## TASK ITEM:
Check each line of the records for "Questions"; collect those that have it.

── EXCERPTED RECORDS

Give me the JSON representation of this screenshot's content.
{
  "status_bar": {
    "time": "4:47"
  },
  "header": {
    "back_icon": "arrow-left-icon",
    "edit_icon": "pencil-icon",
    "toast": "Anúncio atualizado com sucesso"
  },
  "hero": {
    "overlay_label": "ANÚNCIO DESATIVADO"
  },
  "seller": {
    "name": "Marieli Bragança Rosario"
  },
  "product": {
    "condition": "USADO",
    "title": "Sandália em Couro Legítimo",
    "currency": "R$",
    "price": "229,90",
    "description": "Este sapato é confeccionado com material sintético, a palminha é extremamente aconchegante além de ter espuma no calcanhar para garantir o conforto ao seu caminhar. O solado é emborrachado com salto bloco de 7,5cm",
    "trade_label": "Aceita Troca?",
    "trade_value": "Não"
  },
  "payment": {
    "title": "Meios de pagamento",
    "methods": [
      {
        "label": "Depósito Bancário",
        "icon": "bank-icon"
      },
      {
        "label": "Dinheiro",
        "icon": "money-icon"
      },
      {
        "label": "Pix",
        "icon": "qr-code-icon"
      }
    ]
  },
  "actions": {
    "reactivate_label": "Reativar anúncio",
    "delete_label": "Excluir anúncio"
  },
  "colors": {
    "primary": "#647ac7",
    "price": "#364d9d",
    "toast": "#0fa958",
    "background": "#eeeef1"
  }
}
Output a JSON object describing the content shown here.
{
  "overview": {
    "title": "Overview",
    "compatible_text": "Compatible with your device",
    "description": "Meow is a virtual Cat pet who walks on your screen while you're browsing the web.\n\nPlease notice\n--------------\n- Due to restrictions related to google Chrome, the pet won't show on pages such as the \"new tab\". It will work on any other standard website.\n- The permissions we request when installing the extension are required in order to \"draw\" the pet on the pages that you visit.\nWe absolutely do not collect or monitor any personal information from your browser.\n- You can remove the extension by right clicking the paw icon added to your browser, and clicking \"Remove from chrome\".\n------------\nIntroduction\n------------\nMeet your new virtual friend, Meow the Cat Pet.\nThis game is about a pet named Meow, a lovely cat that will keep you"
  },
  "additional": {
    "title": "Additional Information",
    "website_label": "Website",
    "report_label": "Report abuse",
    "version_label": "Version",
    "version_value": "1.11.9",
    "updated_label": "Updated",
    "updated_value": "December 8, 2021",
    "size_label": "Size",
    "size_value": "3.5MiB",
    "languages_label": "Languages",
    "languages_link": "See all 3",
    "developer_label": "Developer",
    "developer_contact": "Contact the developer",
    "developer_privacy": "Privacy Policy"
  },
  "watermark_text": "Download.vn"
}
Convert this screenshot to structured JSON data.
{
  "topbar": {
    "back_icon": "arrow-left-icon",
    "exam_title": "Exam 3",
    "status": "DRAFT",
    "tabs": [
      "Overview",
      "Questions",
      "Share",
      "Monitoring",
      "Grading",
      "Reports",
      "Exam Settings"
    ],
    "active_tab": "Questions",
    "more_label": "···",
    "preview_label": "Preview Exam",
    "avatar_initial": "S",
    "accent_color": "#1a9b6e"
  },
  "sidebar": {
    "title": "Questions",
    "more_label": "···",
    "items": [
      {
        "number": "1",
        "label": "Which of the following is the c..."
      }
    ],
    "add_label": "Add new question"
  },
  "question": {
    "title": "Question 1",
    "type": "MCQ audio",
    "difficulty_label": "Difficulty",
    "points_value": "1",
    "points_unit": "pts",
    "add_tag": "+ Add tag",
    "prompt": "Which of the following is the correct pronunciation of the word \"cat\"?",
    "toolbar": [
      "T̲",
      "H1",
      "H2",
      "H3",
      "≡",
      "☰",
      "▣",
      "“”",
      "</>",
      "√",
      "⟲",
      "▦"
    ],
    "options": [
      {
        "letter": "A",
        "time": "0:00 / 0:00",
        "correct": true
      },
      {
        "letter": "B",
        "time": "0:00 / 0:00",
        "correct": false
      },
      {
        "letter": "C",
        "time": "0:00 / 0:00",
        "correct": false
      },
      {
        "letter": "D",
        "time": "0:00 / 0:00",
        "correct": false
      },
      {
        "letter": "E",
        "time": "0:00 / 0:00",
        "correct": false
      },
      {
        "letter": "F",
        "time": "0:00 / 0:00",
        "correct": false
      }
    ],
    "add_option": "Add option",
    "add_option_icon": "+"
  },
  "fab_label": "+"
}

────

## EXERCISE ANSWER:
      "Questions",
    "active_tab": "Questions",
    "title": "Questions",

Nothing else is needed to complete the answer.